The amount of a controlled substance for determining the seriousness level of a possession charge is the “aggregate weight” of the substance including an adulterant or diluent. This means when there is any amount of a controlled substance mixed with any other substances, the combined weight of all substances is what counts, even if the comparative amount of the controlled substance is slight.
It is common for many illegal substances to be mixed or combined with other substances to increase their weight or for purposes of ingestion. Drug dealers are known to “cut” substances such as meth or cocaine with other substances to increase the total weight of their product and increase profits. This is what one normally would consider when thinking about a drug adulterant. However, Arkansas law makes no distinction regarding types of adulterants or diluents used nor their purpose in its definition of aggregate weight of a controlled substance.
Consider this frightening scenario: a person takes a small amount of raw marijuana plant and mixes it with kitchen butter to make a pan of brownies. What could have started out as just a few grams of marijuana mixed with ordinary kitchen ingredients could lead to a felony charge if the total weight of the brownies is four or more ounces. Considering that one ounce is equivalent to the approximate weight of a slice of bread, it is easy to see how being caught with marijuana edibles in Arkansas could land a person in serious trouble.

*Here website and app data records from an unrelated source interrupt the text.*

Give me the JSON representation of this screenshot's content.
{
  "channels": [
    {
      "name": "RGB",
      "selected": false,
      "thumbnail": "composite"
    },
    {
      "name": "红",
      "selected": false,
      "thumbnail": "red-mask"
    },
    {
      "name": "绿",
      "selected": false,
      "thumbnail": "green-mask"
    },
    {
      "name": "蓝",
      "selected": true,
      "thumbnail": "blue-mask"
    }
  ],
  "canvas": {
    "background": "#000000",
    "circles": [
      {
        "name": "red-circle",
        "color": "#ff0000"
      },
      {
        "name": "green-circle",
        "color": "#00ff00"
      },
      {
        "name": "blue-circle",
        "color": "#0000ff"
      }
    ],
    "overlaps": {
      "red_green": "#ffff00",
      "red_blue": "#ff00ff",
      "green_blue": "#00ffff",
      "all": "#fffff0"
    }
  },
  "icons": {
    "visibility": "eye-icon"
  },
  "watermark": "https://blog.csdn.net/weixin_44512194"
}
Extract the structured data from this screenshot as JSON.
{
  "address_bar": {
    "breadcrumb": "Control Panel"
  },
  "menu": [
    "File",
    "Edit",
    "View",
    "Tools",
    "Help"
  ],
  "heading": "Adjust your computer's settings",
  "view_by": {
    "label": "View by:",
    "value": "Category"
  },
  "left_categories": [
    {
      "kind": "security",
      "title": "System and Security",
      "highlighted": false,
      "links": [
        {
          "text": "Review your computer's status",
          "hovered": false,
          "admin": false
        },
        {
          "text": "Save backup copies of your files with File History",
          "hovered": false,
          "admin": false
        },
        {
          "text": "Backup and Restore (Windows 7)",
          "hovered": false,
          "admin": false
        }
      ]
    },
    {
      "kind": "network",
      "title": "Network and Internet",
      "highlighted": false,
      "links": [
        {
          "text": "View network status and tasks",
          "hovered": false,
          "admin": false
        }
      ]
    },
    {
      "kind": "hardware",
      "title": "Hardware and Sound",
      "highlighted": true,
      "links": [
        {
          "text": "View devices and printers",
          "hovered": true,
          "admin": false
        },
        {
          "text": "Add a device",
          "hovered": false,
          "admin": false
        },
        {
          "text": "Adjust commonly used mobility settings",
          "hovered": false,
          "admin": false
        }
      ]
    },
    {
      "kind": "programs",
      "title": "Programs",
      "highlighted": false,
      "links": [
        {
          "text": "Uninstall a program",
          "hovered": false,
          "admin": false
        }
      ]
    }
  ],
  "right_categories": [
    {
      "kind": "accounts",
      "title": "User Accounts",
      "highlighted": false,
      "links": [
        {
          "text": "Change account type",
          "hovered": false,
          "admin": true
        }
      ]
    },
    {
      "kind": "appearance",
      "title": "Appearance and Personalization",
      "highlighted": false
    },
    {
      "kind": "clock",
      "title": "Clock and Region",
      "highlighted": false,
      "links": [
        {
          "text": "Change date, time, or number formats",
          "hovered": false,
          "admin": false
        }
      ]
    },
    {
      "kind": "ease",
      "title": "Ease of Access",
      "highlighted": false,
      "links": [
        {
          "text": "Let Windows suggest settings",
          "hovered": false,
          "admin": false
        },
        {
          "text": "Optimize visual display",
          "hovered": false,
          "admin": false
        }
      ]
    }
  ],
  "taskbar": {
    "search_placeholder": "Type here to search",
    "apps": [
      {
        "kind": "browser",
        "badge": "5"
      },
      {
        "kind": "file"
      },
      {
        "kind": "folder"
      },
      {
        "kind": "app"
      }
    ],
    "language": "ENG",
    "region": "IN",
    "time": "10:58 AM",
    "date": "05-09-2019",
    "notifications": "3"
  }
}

Clearly, application of Arkansas law on possession of a controlled substance could lead to an absurdly harsh result in this type of situation. Don’t let this happen to you or your loved ones. Greg Klebanoff has had great success in cases where he has argued that juries should consider all factors, including their common sense as well as the drastic effects a felony conviction could have on an individual for the rest of their lives. If you have been charged with a marijuana offense in Arkansas, contact our office today for more information.